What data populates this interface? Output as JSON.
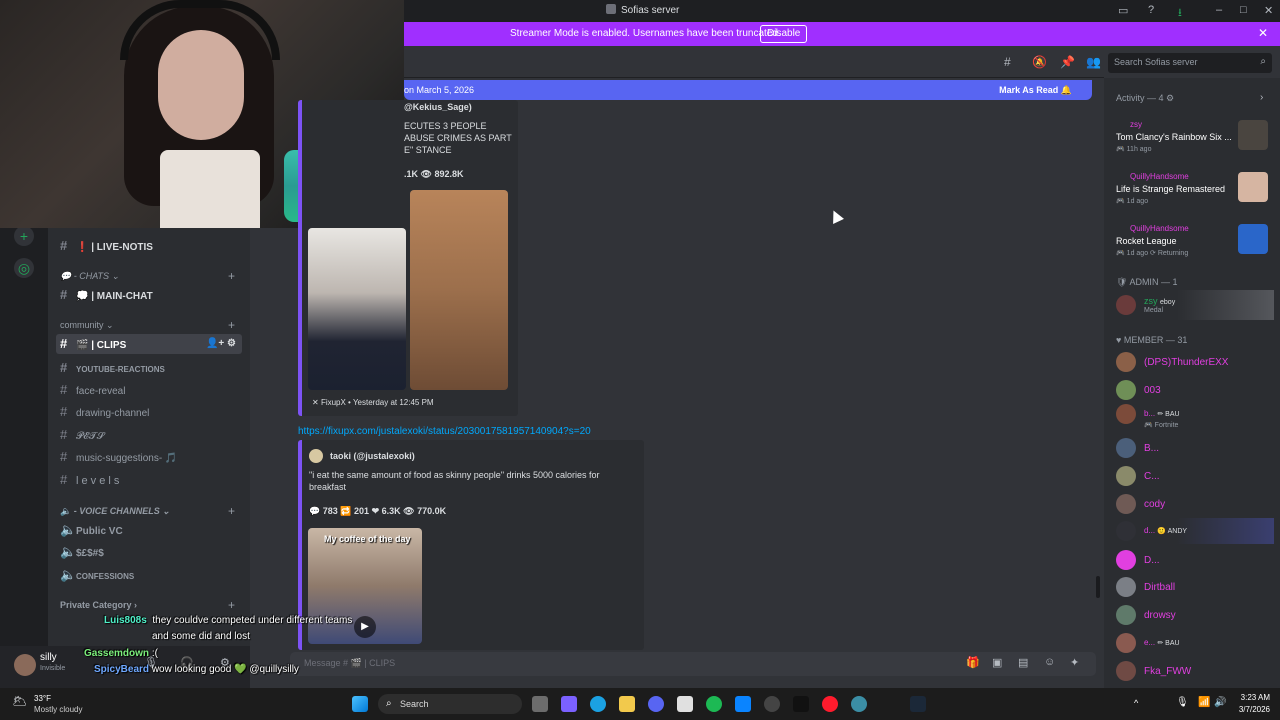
{
  "window": {
    "title": "Sofias server"
  },
  "banner": {
    "message": "Streamer Mode is enabled. Usernames have been truncated.",
    "button": "Disable"
  },
  "sidebar": {
    "categories": {
      "chats": "- CHATS",
      "community": "community",
      "voice": "- VOICE CHANNELS",
      "private": "Private Category"
    },
    "channels": [
      {
        "name": "| LIVE-NOTIS",
        "prefix": "❗"
      },
      {
        "name": "| MAIN-CHAT",
        "prefix": "💭"
      },
      {
        "name": "| CLIPS",
        "prefix": "🎬"
      },
      {
        "name": "YOUTUBE-REACTIONS"
      },
      {
        "name": "face-reveal"
      },
      {
        "name": "drawing-channel"
      },
      {
        "name": "𝓟𝓔𝓣𝓢"
      },
      {
        "name": "music-suggestions- 🎵"
      },
      {
        "name": "l e v e l s"
      }
    ],
    "voice": [
      {
        "name": "Public VC"
      },
      {
        "name": "$£$#$"
      },
      {
        "name": "CONFESSIONS"
      }
    ]
  },
  "header": {
    "search_placeholder": "Search Sofias server"
  },
  "newbar": {
    "left": "on March 5, 2026",
    "right": "Mark As Read"
  },
  "messages": {
    "embed1": {
      "handle": "@Kekius_Sage)",
      "lines": [
        "ECUTES 3 PEOPLE",
        "ABUSE CRIMES AS PART",
        "E\" STANCE"
      ],
      "stats": ".1K",
      "views": "892.8K",
      "footer": "FixupX • Yesterday at 12:45 PM"
    },
    "link": "https://fixupx.com/justalexoki/status/2030017581957140904?s=20",
    "embed2": {
      "author": "taoki (@justalexoki)",
      "text_line1": "\"i eat the same amount of food as skinny people\" drinks 5000 calories for",
      "text_line2": "breakfast",
      "replies": "783",
      "retweets": "201",
      "likes": "6.3K",
      "views": "770.0K",
      "image_caption": "My coffee of the day"
    }
  },
  "composer": {
    "placeholder": "Message # 🎬 | CLIPS"
  },
  "members": {
    "activity_header": "Activity — 4",
    "activities": [
      {
        "user": "zsy",
        "game": "Tom Clancy's Rainbow Six ...",
        "time": "11h ago"
      },
      {
        "user": "QuillyHandsome",
        "game": "Life is Strange Remastered",
        "time": "1d ago"
      },
      {
        "user": "QuillyHandsome",
        "game": "Rocket League",
        "time": "1d ago",
        "extra": "Returning"
      }
    ],
    "admin_header": "ADMIN — 1",
    "admin": {
      "name": "zsy",
      "tag": "eboy",
      "sub": "Medal"
    },
    "member_header": "MEMBER — 31",
    "list": [
      {
        "name": "(DPS)ThunderEXX"
      },
      {
        "name": "003"
      },
      {
        "name": "b...",
        "tag": "BAU",
        "sub": "Fortnite"
      },
      {
        "name": "B..."
      },
      {
        "name": "C..."
      },
      {
        "name": "cody"
      },
      {
        "name": "d...",
        "tag": "ANDY"
      },
      {
        "name": "D..."
      },
      {
        "name": "Dirtball"
      },
      {
        "name": "drowsy"
      },
      {
        "name": "e...",
        "tag": "BAU"
      },
      {
        "name": "Fka_FWW"
      }
    ]
  },
  "user_panel": {
    "name": "silly",
    "status": "Invisible"
  },
  "overlay_chat": [
    {
      "user": "Luis808s",
      "text": "they couldve competed under different teams",
      "text2": "and some did and lost"
    },
    {
      "user": "Gassemdown",
      "text": ":("
    },
    {
      "user": "SpicyBeard",
      "text": "wow looking good 💚 @quillysilly"
    }
  ],
  "taskbar": {
    "weather_temp": "33°F",
    "weather_desc": "Mostly cloudy",
    "search": "Search",
    "time": "3:23 AM",
    "date": "3/7/2026"
  }
}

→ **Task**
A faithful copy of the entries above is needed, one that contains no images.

→ **Solution**
What data populates this interface? Output as JSON.
{
  "window": {
    "title": "Sofias server"
  },
  "banner": {
    "message": "Streamer Mode is enabled. Usernames have been truncated.",
    "button": "Disable"
  },
  "sidebar": {
    "categories": {
      "chats": "- CHATS",
      "community": "community",
      "voice": "- VOICE CHANNELS",
      "private": "Private Category"
    },
    "channels": [
      {
        "name": "| LIVE-NOTIS",
        "prefix": "❗"
      },
      {
        "name": "| MAIN-CHAT",
        "prefix": "💭"
      },
      {
        "name": "| CLIPS",
        "prefix": "🎬"
      },
      {
        "name": "YOUTUBE-REACTIONS"
      },
      {
        "name": "face-reveal"
      },
      {
        "name": "drawing-channel"
      },
      {
        "name": "𝓟𝓔𝓣𝓢"
      },
      {
        "name": "music-suggestions- 🎵"
      },
      {
        "name": "l e v e l s"
      }
    ],
    "voice": [
      {
        "name": "Public VC"
      },
      {
        "name": "$£$#$"
      },
      {
        "name": "CONFESSIONS"
      }
    ]
  },
  "header": {
    "search_placeholder": "Search Sofias server"
  },
  "newbar": {
    "left": "on March 5, 2026",
    "right": "Mark As Read"
  },
  "messages": {
    "embed1": {
      "handle": "@Kekius_Sage)",
      "lines": [
        "ECUTES 3 PEOPLE",
        "ABUSE CRIMES AS PART",
        "E\" STANCE"
      ],
      "stats": ".1K",
      "views": "892.8K",
      "footer": "FixupX • Yesterday at 12:45 PM"
    },
    "link": "https://fixupx.com/justalexoki/status/2030017581957140904?s=20",
    "embed2": {
      "author": "taoki (@justalexoki)",
      "text_line1": "\"i eat the same amount of food as skinny people\" drinks 5000 calories for",
      "text_line2": "breakfast",
      "replies": "783",
      "retweets": "201",
      "likes": "6.3K",
      "views": "770.0K",
      "image_caption": "My coffee of the day"
    }
  },
  "composer": {
    "placeholder": "Message # 🎬 | CLIPS"
  },
  "members": {
    "activity_header": "Activity — 4",
    "activities": [
      {
        "user": "zsy",
        "game": "Tom Clancy's Rainbow Six ...",
        "time": "11h ago"
      },
      {
        "user": "QuillyHandsome",
        "game": "Life is Strange Remastered",
        "time": "1d ago"
      },
      {
        "user": "QuillyHandsome",
        "game": "Rocket League",
        "time": "1d ago",
        "extra": "Returning"
      }
    ],
    "admin_header": "ADMIN — 1",
    "admin": {
      "name": "zsy",
      "tag": "eboy",
      "sub": "Medal"
    },
    "member_header": "MEMBER — 31",
    "list": [
      {
        "name": "(DPS)ThunderEXX"
      },
      {
        "name": "003"
      },
      {
        "name": "b...",
        "tag": "BAU",
        "sub": "Fortnite"
      },
      {
        "name": "B..."
      },
      {
        "name": "C..."
      },
      {
        "name": "cody"
      },
      {
        "name": "d...",
        "tag": "ANDY"
      },
      {
        "name": "D..."
      },
      {
        "name": "Dirtball"
      },
      {
        "name": "drowsy"
      },
      {
        "name": "e...",
        "tag": "BAU"
      },
      {
        "name": "Fka_FWW"
      }
    ]
  },
  "user_panel": {
    "name": "silly",
    "status": "Invisible"
  },
  "overlay_chat": [
    {
      "user": "Luis808s",
      "text": "they couldve competed under different teams",
      "text2": "and some did and lost"
    },
    {
      "user": "Gassemdown",
      "text": ":("
    },
    {
      "user": "SpicyBeard",
      "text": "wow looking good 💚 @quillysilly"
    }
  ],
  "taskbar": {
    "weather_temp": "33°F",
    "weather_desc": "Mostly cloudy",
    "search": "Search",
    "time": "3:23 AM",
    "date": "3/7/2026"
  }
}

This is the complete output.